▶ **TASK STATEMENT**
Filter the data below, keeping only lines that contain "kind".
PROVIDED DATA: Begin
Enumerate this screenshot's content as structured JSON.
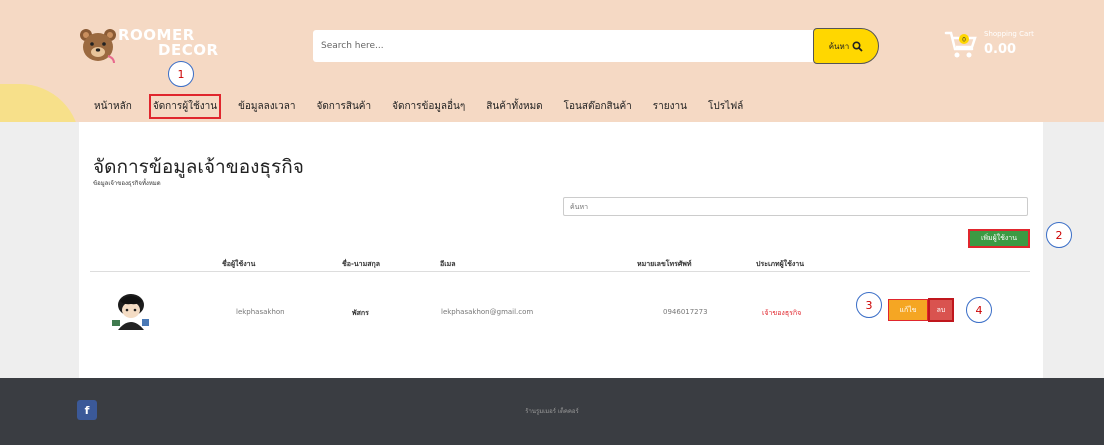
{
  "header": {
    "logo_line1": "ROOMER",
    "logo_line2": "DECOR",
    "search_placeholder": "Search here...",
    "search_button": "ค้นหา",
    "cart_title": "Shopping Cart",
    "cart_amount": "0.00",
    "cart_count": "0"
  },
  "nav": {
    "items": [
      {
        "label": "หน้าหลัก"
      },
      {
        "label": "จัดการผู้ใช้งาน",
        "active": true
      },
      {
        "label": "ข้อมูลลงเวลา"
      },
      {
        "label": "จัดการสินค้า"
      },
      {
        "label": "จัดการข้อมูลอื่นๆ"
      },
      {
        "label": "สินค้าทั้งหมด"
      },
      {
        "label": "โอนสต๊อกสินค้า"
      },
      {
        "label": "รายงาน"
      },
      {
        "label": "โปรไฟล์"
      }
    ]
  },
  "page": {
    "title": "จัดการข้อมูลเจ้าของธุรกิจ",
    "subtitle": "ข้อมูลเจ้าของธุรกิจทั้งหมด",
    "table_search_placeholder": "ค้นหา",
    "add_button": "เพิ่มผู้ใช้งาน"
  },
  "table": {
    "headers": [
      "ชื่อผู้ใช้งาน",
      "ชื่อ-นามสกุล",
      "อีเมล",
      "หมายเลขโทรศัพท์",
      "ประเภทผู้ใช้งาน"
    ],
    "rows": [
      {
        "username": "lekphasakhon",
        "fullname": "พัสกร",
        "email": "lekphasakhon@gmail.com",
        "phone": "0946017273",
        "user_type": "เจ้าของธุรกิจ",
        "edit_label": "แก้ไข",
        "delete_label": "ลบ"
      }
    ]
  },
  "callouts": [
    "1",
    "2",
    "3",
    "4"
  ],
  "footer": {
    "text": "ร้านรูมเมอร์ เด็คคอร์",
    "social_icon": "f"
  },
  "colors": {
    "header_bg": "#f5d9c4",
    "accent_yellow": "#ffd700",
    "highlight_red": "#e0262d",
    "add_green": "#3c9a43",
    "edit_orange": "#f5a623",
    "delete_red": "#d9534f",
    "footer_bg": "#3a3d42"
  }
}
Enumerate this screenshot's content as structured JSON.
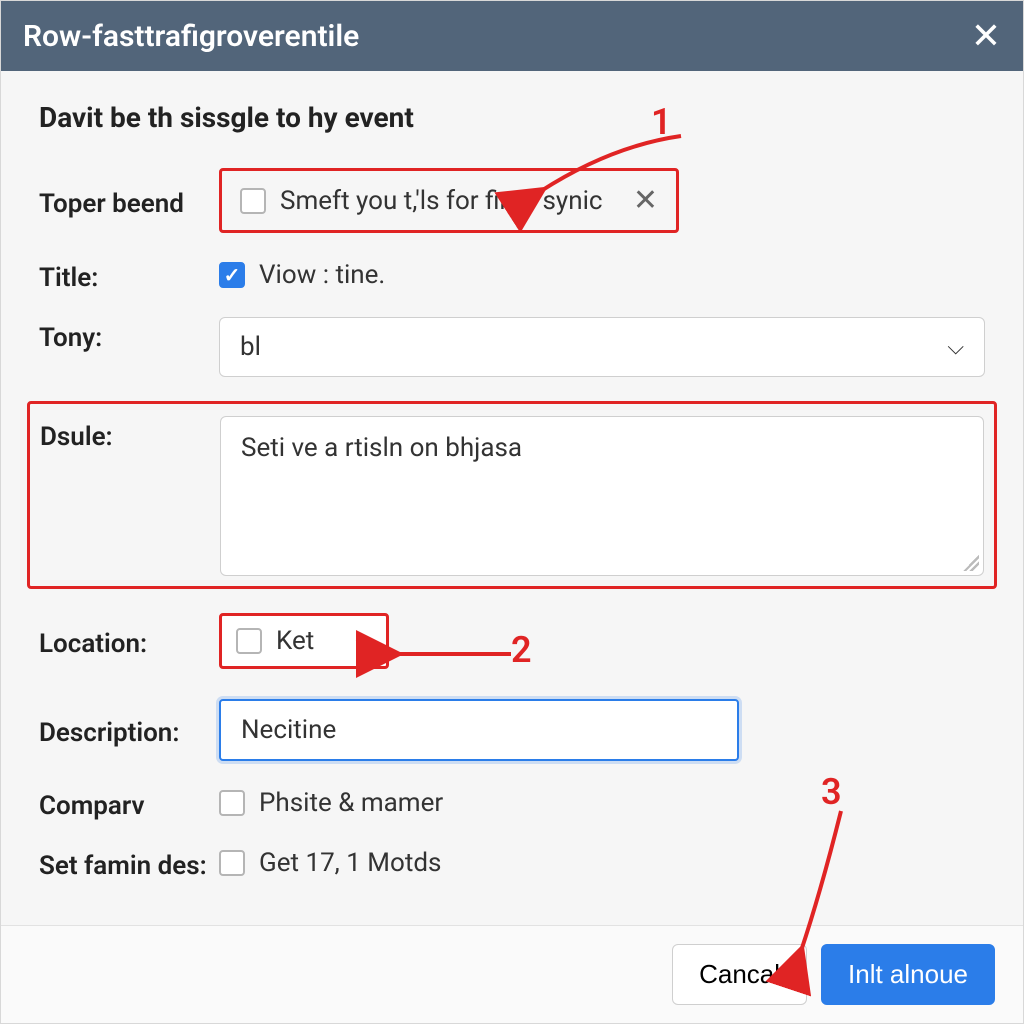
{
  "titlebar": {
    "title": "Row-fasttrafigroverentile"
  },
  "heading": "Davit be th sissgle to hy event",
  "labels": {
    "toper": "Toper beend",
    "title": "Title:",
    "tony": "Tony:",
    "dsule": "Dsule:",
    "location": "Location:",
    "description": "Description:",
    "company": "Comparv",
    "setfamin": "Set famin des:"
  },
  "fields": {
    "toper_text": "Smeft you t,'ls for fime synic",
    "title_text": "Viow : tine.",
    "tony_value": "bl",
    "dsule_value": "Seti ve a rtisln on bhjasa",
    "location_value": "Ket",
    "description_value": "Necitine",
    "company_text": "Phsite & mamer",
    "setfamin_text": "Get 17, 1 Motds"
  },
  "buttons": {
    "cancel": "Cancal",
    "submit": "Inlt alnoue"
  },
  "annotations": {
    "n1": "1",
    "n2": "2",
    "n3": "3"
  }
}
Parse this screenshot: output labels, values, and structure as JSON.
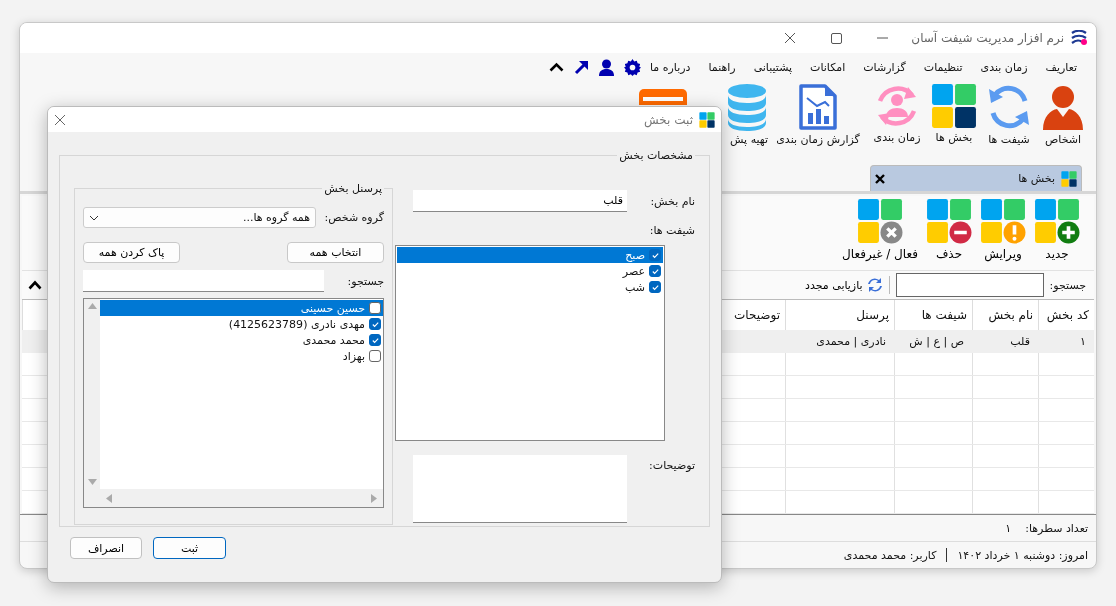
{
  "window": {
    "title": "نرم افزار مدیریت شیفت آسان"
  },
  "menu": [
    "تعاریف",
    "زمان بندی",
    "تنظیمات",
    "گزارشات",
    "امکانات",
    "پشتیبانی",
    "راهنما",
    "درباره ما"
  ],
  "ribbon": [
    {
      "label": "اشخاص",
      "kind": "person"
    },
    {
      "label": "شیفت ها",
      "kind": "cycle"
    },
    {
      "label": "بخش ها",
      "kind": "grid"
    },
    {
      "label": "زمان بندی",
      "kind": "schedule"
    },
    {
      "label": "گزارش زمان بندی",
      "kind": "report"
    },
    {
      "label": "تهیه پش",
      "kind": "database"
    },
    {
      "kind": "orange"
    }
  ],
  "tabs": [
    {
      "label": "بخش ها",
      "selected": true
    }
  ],
  "toolbar": [
    {
      "label": "جدید",
      "kind": "add"
    },
    {
      "label": "ویرایش",
      "kind": "edit"
    },
    {
      "label": "حذف",
      "kind": "delete"
    },
    {
      "label": "فعال / غیرفعال",
      "kind": "toggle"
    }
  ],
  "search": {
    "label": "جستجو:"
  },
  "refresh": {
    "label": "بازیابی مجدد"
  },
  "table": {
    "columns": [
      "کد بخش",
      "نام بخش",
      "شیفت ها",
      "پرسنل",
      "توضیحات"
    ],
    "rows": [
      {
        "cells": [
          "۱",
          "قلب",
          "ص | ع | ش",
          "نادری | محمدی"
        ],
        "selected": true
      }
    ]
  },
  "row_count": {
    "label": "تعداد سطرها:",
    "value": "۱"
  },
  "status_bar": {
    "date": "امروز: دوشنبه ۱ خرداد ۱۴۰۲",
    "user": "کاربر: محمد محمدی"
  },
  "dialog": {
    "title": "ثبت بخش",
    "details_group": "مشخصات بخش",
    "name_label": "نام بخش:",
    "name_value": "قلب",
    "shifts_label": "شیفت ها:",
    "shifts": [
      {
        "label": "صبح",
        "checked": true,
        "selected": true
      },
      {
        "label": "عصر",
        "checked": true,
        "selected": false
      },
      {
        "label": "شب",
        "checked": true,
        "selected": false
      }
    ],
    "notes_label": "توضیحات:",
    "personnel_group": "پرسنل بخش",
    "group_label": "گروه شخص:",
    "group_value": "همه گروه ها...",
    "select_all": "انتخاب همه",
    "clear_all": "پاک کردن همه",
    "search_label": "جستجو:",
    "personnel": [
      {
        "label": "حسین حسینی",
        "checked": false,
        "selected": true
      },
      {
        "label": "مهدی نادری (4125623789)",
        "checked": true,
        "selected": false
      },
      {
        "label": "محمد محمدی",
        "checked": true,
        "selected": false
      },
      {
        "label": "بهزاد",
        "checked": false,
        "selected": false
      }
    ],
    "buttons": [
      {
        "label": "ثبت",
        "default": true
      },
      {
        "label": "انصراف",
        "default": false
      }
    ]
  }
}
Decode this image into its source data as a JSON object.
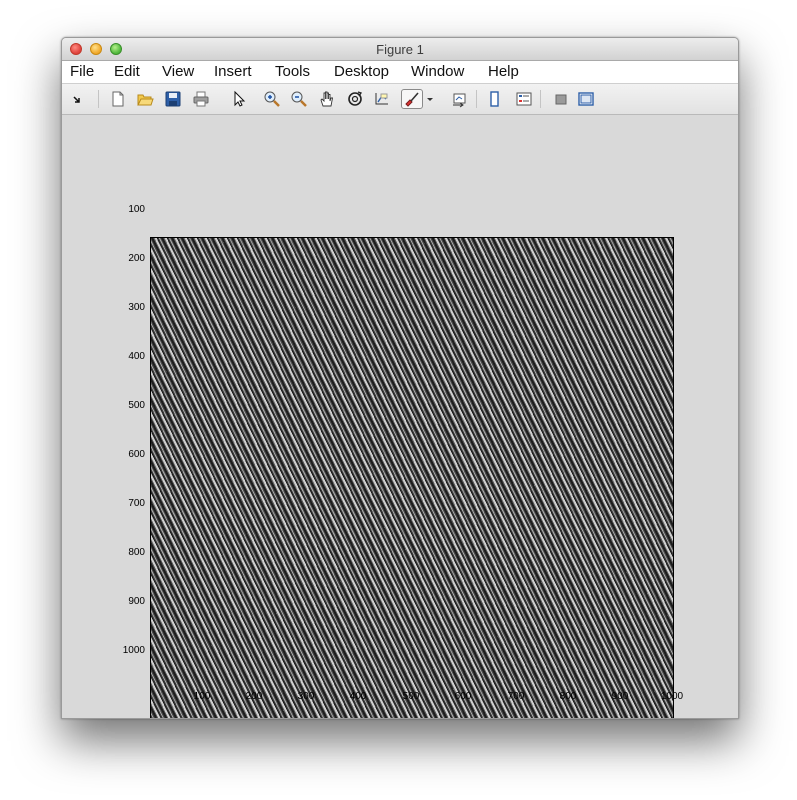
{
  "window": {
    "title": "Figure 1"
  },
  "menu": [
    "File",
    "Edit",
    "View",
    "Insert",
    "Tools",
    "Desktop",
    "Window",
    "Help"
  ],
  "toolbar": {
    "icons": [
      "dock-arrow-icon",
      "new-figure-icon",
      "open-file-icon",
      "save-icon",
      "print-icon",
      "select-pointer-icon",
      "zoom-in-icon",
      "zoom-out-icon",
      "pan-hand-icon",
      "rotate-3d-icon",
      "data-cursor-icon",
      "brush-icon",
      "brush-dropdown-icon",
      "link-plot-icon",
      "colorbar-icon",
      "legend-icon",
      "hide-plot-tools-icon",
      "show-plot-tools-icon"
    ]
  },
  "axes": {
    "yticks": [
      "100",
      "200",
      "300",
      "400",
      "500",
      "600",
      "700",
      "800",
      "900",
      "1000"
    ],
    "xticks": [
      "100",
      "200",
      "300",
      "400",
      "500",
      "600",
      "700",
      "800",
      "900",
      "1000"
    ]
  },
  "chart_data": {
    "type": "heatmap",
    "colormap": "gray",
    "title": "",
    "xlabel": "",
    "ylabel": "",
    "xlim": [
      1,
      1000
    ],
    "ylim": [
      1,
      1000
    ],
    "y_reversed": true,
    "xticks": [
      100,
      200,
      300,
      400,
      500,
      600,
      700,
      800,
      900,
      1000
    ],
    "yticks": [
      100,
      200,
      300,
      400,
      500,
      600,
      700,
      800,
      900,
      1000
    ],
    "grid": false
  }
}
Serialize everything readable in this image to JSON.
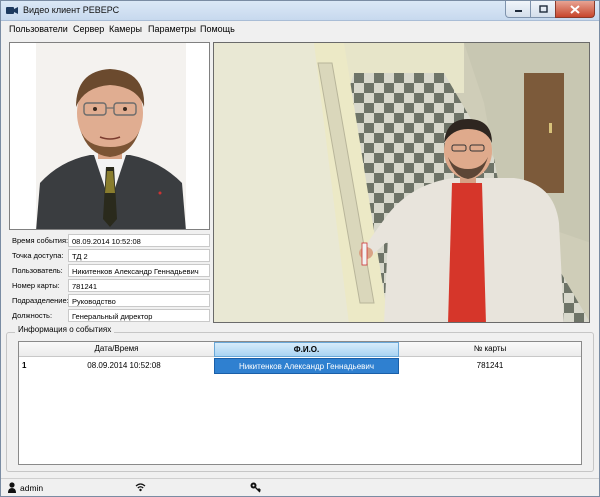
{
  "window": {
    "title": "Видео клиент РЕВЕРС"
  },
  "menu": {
    "items": [
      "Пользователи",
      "Сервер",
      "Камеры",
      "Параметры",
      "Помощь"
    ]
  },
  "event_info": {
    "fields": [
      {
        "label": "Время события:",
        "value": "08.09.2014 10:52:08"
      },
      {
        "label": "Точка доступа:",
        "value": "ТД 2"
      },
      {
        "label": "Пользователь:",
        "value": "Никитенков Александр Геннадьевич"
      },
      {
        "label": "Номер карты:",
        "value": "781241"
      },
      {
        "label": "Подразделение:",
        "value": "Руководство"
      },
      {
        "label": "Должность:",
        "value": "Генеральный директор"
      }
    ]
  },
  "events": {
    "group_title": "Информация о событиях",
    "columns": [
      "Дата/Время",
      "Ф.И.О.",
      "№ карты"
    ],
    "sorted_column": "Ф.И.О.",
    "rows": [
      {
        "index": "1",
        "datetime": "08.09.2014 10:52:08",
        "name": "Никитенков Александр Геннадьевич",
        "card": "781241"
      }
    ]
  },
  "statusbar": {
    "user": "admin"
  },
  "colors": {
    "selection": "#2f80d0",
    "sorted_header": "#a9d4f3",
    "titlebar": "#c7d9ee"
  }
}
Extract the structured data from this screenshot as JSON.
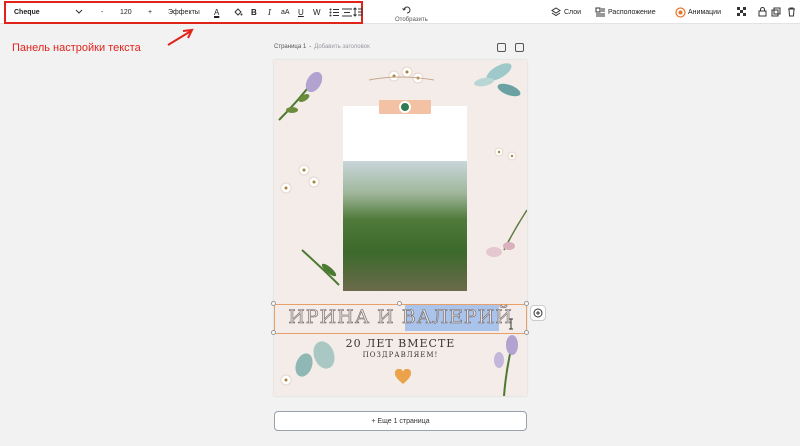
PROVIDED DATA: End
▶ **TASK SOLUTION**
      "kind": "person"
      "kind": "cycle"
      "kind": "grid"
      "kind": "schedule"
      "kind": "report"
      "kind": "database"
      "kind": "orange"
      "kind": "add"
      "kind": "edit"
      "kind": "delete"
      "kind": "toggle"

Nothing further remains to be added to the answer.